**WHAT TO DO:**
Retype the entries word for word, leaving nothing out.

>>>

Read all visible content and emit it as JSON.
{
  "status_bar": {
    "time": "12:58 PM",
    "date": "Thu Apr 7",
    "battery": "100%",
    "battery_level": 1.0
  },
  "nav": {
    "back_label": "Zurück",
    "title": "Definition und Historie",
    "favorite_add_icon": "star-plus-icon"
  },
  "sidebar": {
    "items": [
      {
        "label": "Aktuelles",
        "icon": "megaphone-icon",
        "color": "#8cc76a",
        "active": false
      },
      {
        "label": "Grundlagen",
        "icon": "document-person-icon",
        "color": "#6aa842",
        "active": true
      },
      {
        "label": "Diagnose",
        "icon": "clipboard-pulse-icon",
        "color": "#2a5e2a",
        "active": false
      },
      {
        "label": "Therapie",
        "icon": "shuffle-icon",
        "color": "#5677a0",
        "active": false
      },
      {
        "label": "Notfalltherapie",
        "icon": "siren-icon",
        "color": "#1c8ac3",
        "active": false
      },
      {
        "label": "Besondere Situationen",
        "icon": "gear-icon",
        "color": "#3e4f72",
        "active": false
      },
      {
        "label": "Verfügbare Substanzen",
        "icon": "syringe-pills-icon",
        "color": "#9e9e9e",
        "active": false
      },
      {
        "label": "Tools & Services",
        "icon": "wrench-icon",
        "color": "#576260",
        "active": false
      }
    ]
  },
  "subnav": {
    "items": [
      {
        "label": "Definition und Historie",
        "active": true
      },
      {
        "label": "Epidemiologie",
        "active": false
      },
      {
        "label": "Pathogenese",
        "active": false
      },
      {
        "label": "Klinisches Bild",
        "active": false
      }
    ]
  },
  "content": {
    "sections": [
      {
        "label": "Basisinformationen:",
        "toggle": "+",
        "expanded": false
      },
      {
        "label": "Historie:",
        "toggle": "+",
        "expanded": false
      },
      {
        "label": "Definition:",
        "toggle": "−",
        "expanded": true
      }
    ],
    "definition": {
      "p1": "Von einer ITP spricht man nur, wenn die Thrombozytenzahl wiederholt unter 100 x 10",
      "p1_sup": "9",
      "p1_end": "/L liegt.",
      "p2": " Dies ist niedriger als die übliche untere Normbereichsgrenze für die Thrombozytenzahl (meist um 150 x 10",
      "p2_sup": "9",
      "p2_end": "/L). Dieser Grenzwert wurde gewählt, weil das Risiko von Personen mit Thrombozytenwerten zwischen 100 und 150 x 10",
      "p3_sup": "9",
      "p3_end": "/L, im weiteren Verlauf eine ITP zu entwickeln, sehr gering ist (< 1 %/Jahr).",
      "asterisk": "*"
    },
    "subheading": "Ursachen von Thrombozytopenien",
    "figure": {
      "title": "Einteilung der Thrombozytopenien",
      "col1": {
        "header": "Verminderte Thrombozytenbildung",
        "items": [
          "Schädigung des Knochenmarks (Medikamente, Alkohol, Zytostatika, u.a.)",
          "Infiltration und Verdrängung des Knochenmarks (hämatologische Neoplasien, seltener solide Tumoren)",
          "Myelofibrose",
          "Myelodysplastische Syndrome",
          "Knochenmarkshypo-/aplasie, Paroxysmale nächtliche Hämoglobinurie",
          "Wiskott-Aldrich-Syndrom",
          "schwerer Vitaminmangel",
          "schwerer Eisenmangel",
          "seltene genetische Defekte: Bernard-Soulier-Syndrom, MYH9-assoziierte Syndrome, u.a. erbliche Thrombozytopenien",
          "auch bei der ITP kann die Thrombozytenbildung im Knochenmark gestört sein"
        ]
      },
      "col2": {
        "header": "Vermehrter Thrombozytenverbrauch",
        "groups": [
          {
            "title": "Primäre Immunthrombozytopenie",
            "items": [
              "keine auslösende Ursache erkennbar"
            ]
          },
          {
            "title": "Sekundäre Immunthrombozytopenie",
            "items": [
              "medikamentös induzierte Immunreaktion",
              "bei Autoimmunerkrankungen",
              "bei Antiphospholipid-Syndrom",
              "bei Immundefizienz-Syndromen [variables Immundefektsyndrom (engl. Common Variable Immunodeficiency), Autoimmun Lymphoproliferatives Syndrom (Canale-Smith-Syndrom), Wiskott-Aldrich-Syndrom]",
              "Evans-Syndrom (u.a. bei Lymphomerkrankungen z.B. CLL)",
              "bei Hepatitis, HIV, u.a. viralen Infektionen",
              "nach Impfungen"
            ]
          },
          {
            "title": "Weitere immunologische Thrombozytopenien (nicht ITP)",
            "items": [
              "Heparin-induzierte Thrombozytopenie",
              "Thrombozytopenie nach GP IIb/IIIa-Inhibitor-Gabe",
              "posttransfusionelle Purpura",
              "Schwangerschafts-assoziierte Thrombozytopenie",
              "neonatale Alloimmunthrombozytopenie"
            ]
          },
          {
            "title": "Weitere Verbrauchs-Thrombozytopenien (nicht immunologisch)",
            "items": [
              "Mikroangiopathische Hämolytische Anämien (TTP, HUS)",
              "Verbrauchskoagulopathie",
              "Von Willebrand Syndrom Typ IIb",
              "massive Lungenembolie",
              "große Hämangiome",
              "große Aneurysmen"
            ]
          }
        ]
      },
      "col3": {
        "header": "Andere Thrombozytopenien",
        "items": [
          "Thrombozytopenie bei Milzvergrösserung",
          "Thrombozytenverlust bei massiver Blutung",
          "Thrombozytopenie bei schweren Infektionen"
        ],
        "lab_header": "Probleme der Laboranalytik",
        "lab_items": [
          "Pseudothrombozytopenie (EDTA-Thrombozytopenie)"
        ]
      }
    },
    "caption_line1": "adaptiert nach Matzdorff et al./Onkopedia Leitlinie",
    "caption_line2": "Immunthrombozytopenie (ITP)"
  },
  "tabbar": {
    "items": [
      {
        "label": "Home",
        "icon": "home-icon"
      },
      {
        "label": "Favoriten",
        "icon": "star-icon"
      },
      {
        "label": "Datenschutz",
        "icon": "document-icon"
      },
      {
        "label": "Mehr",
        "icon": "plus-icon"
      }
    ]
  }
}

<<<

**ANSWER SPACE:**
Read all visible content and emit it as JSON.
{
  "status_bar": {
    "time": "12:58 PM",
    "date": "Thu Apr 7",
    "battery": "100%",
    "battery_level": 1.0
  },
  "nav": {
    "back_label": "Zurück",
    "title": "Definition und Historie",
    "favorite_add_icon": "star-plus-icon"
  },
  "sidebar": {
    "items": [
      {
        "label": "Aktuelles",
        "icon": "megaphone-icon",
        "color": "#8cc76a",
        "active": false
      },
      {
        "label": "Grundlagen",
        "icon": "document-person-icon",
        "color": "#6aa842",
        "active": true
      },
      {
        "label": "Diagnose",
        "icon": "clipboard-pulse-icon",
        "color": "#2a5e2a",
        "active": false
      },
      {
        "label": "Therapie",
        "icon": "shuffle-icon",
        "color": "#5677a0",
        "active": false
      },
      {
        "label": "Notfalltherapie",
        "icon": "siren-icon",
        "color": "#1c8ac3",
        "active": false
      },
      {
        "label": "Besondere Situationen",
        "icon": "gear-icon",
        "color": "#3e4f72",
        "active": false
      },
      {
        "label": "Verfügbare Substanzen",
        "icon": "syringe-pills-icon",
        "color": "#9e9e9e",
        "active": false
      },
      {
        "label": "Tools & Services",
        "icon": "wrench-icon",
        "color": "#576260",
        "active": false
      }
    ]
  },
  "subnav": {
    "items": [
      {
        "label": "Definition und Historie",
        "active": true
      },
      {
        "label": "Epidemiologie",
        "active": false
      },
      {
        "label": "Pathogenese",
        "active": false
      },
      {
        "label": "Klinisches Bild",
        "active": false
      }
    ]
  },
  "content": {
    "sections": [
      {
        "label": "Basisinformationen:",
        "toggle": "+",
        "expanded": false
      },
      {
        "label": "Historie:",
        "toggle": "+",
        "expanded": false
      },
      {
        "label": "Definition:",
        "toggle": "−",
        "expanded": true
      }
    ],
    "definition": {
      "p1": "Von einer ITP spricht man nur, wenn die Thrombozytenzahl wiederholt unter 100 x 10",
      "p1_sup": "9",
      "p1_end": "/L liegt.",
      "p2": " Dies ist niedriger als die übliche untere Normbereichsgrenze für die Thrombozytenzahl (meist um 150 x 10",
      "p2_sup": "9",
      "p2_end": "/L). Dieser Grenzwert wurde gewählt, weil das Risiko von Personen mit Thrombozytenwerten zwischen 100 und 150 x 10",
      "p3_sup": "9",
      "p3_end": "/L, im weiteren Verlauf eine ITP zu entwickeln, sehr gering ist (< 1 %/Jahr).",
      "asterisk": "*"
    },
    "subheading": "Ursachen von Thrombozytopenien",
    "figure": {
      "title": "Einteilung der Thrombozytopenien",
      "col1": {
        "header": "Verminderte Thrombozytenbildung",
        "items": [
          "Schädigung des Knochenmarks (Medikamente, Alkohol, Zytostatika, u.a.)",
          "Infiltration und Verdrängung des Knochenmarks (hämatologische Neoplasien, seltener solide Tumoren)",
          "Myelofibrose",
          "Myelodysplastische Syndrome",
          "Knochenmarkshypo-/aplasie, Paroxysmale nächtliche Hämoglobinurie",
          "Wiskott-Aldrich-Syndrom",
          "schwerer Vitaminmangel",
          "schwerer Eisenmangel",
          "seltene genetische Defekte: Bernard-Soulier-Syndrom, MYH9-assoziierte Syndrome, u.a. erbliche Thrombozytopenien",
          "auch bei der ITP kann die Thrombozytenbildung im Knochenmark gestört sein"
        ]
      },
      "col2": {
        "header": "Vermehrter Thrombozytenverbrauch",
        "groups": [
          {
            "title": "Primäre Immunthrombozytopenie",
            "items": [
              "keine auslösende Ursache erkennbar"
            ]
          },
          {
            "title": "Sekundäre Immunthrombozytopenie",
            "items": [
              "medikamentös induzierte Immunreaktion",
              "bei Autoimmunerkrankungen",
              "bei Antiphospholipid-Syndrom",
              "bei Immundefizienz-Syndromen [variables Immundefektsyndrom (engl. Common Variable Immunodeficiency), Autoimmun Lymphoproliferatives Syndrom (Canale-Smith-Syndrom), Wiskott-Aldrich-Syndrom]",
              "Evans-Syndrom (u.a. bei Lymphomerkrankungen z.B. CLL)",
              "bei Hepatitis, HIV, u.a. viralen Infektionen",
              "nach Impfungen"
            ]
          },
          {
            "title": "Weitere immunologische Thrombozytopenien (nicht ITP)",
            "items": [
              "Heparin-induzierte Thrombozytopenie",
              "Thrombozytopenie nach GP IIb/IIIa-Inhibitor-Gabe",
              "posttransfusionelle Purpura",
              "Schwangerschafts-assoziierte Thrombozytopenie",
              "neonatale Alloimmunthrombozytopenie"
            ]
          },
          {
            "title": "Weitere Verbrauchs-Thrombozytopenien (nicht immunologisch)",
            "items": [
              "Mikroangiopathische Hämolytische Anämien (TTP, HUS)",
              "Verbrauchskoagulopathie",
              "Von Willebrand Syndrom Typ IIb",
              "massive Lungenembolie",
              "große Hämangiome",
              "große Aneurysmen"
            ]
          }
        ]
      },
      "col3": {
        "header": "Andere Thrombozytopenien",
        "items": [
          "Thrombozytopenie bei Milzvergrösserung",
          "Thrombozytenverlust bei massiver Blutung",
          "Thrombozytopenie bei schweren Infektionen"
        ],
        "lab_header": "Probleme der Laboranalytik",
        "lab_items": [
          "Pseudothrombozytopenie (EDTA-Thrombozytopenie)"
        ]
      }
    },
    "caption_line1": "adaptiert nach Matzdorff et al./Onkopedia Leitlinie",
    "caption_line2": "Immunthrombozytopenie (ITP)"
  },
  "tabbar": {
    "items": [
      {
        "label": "Home",
        "icon": "home-icon"
      },
      {
        "label": "Favoriten",
        "icon": "star-icon"
      },
      {
        "label": "Datenschutz",
        "icon": "document-icon"
      },
      {
        "label": "Mehr",
        "icon": "plus-icon"
      }
    ]
  }
}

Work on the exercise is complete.